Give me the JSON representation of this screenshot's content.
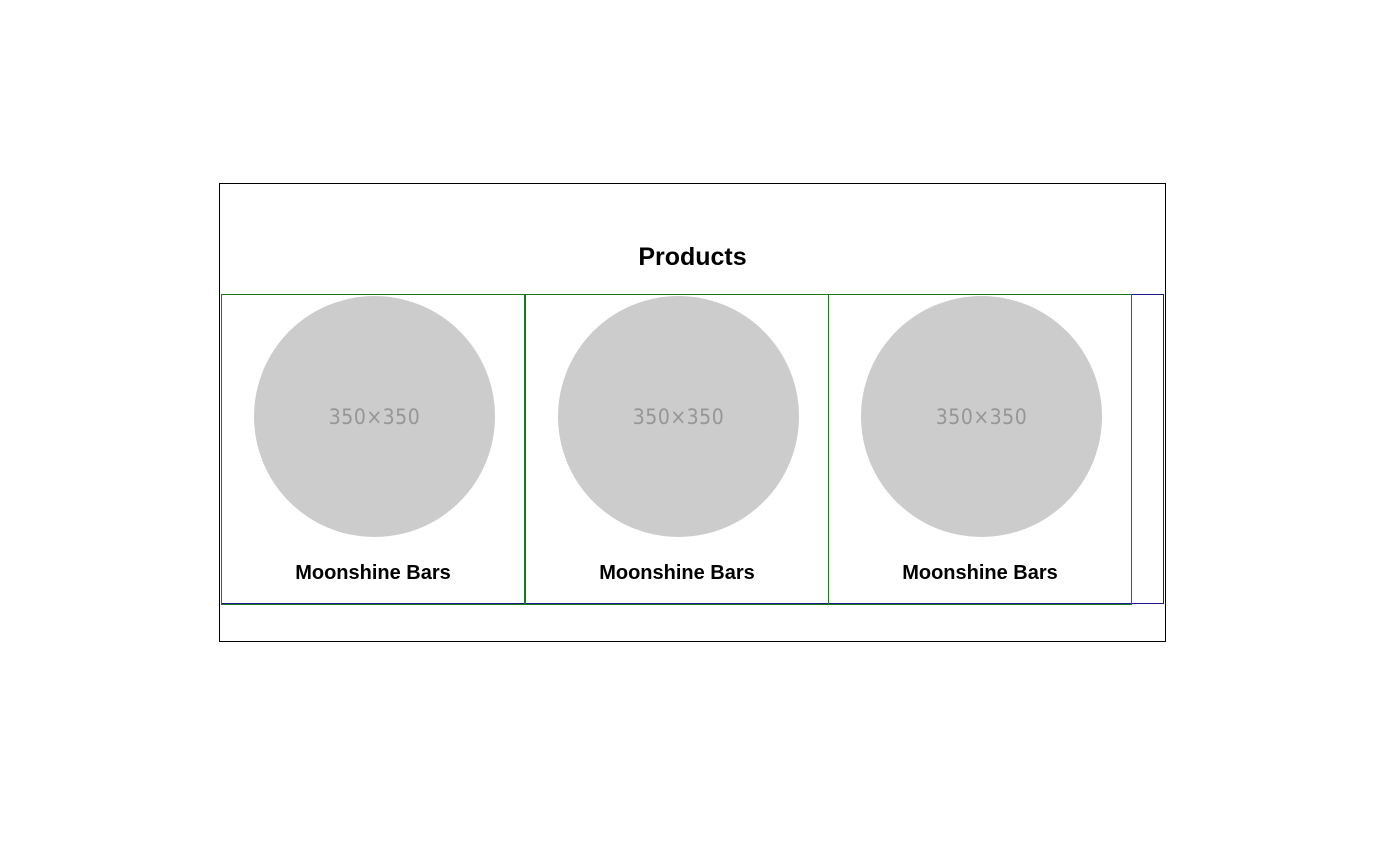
{
  "section": {
    "title": "Products"
  },
  "products": [
    {
      "image_label": "350×350",
      "name": "Moonshine Bars"
    },
    {
      "image_label": "350×350",
      "name": "Moonshine Bars"
    },
    {
      "image_label": "350×350",
      "name": "Moonshine Bars"
    }
  ],
  "colors": {
    "section_border": "#000000",
    "row_border": "#1a1a8c",
    "card_border": "#1a7a1a",
    "placeholder_bg": "#cccccc",
    "placeholder_text": "#969696"
  }
}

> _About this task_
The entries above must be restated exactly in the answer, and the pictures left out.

> _Task solution_
Give me the JSON representation of this screenshot's content.
{
  "section": {
    "title": "Products"
  },
  "products": [
    {
      "image_label": "350×350",
      "name": "Moonshine Bars"
    },
    {
      "image_label": "350×350",
      "name": "Moonshine Bars"
    },
    {
      "image_label": "350×350",
      "name": "Moonshine Bars"
    }
  ],
  "colors": {
    "section_border": "#000000",
    "row_border": "#1a1a8c",
    "card_border": "#1a7a1a",
    "placeholder_bg": "#cccccc",
    "placeholder_text": "#969696"
  }
}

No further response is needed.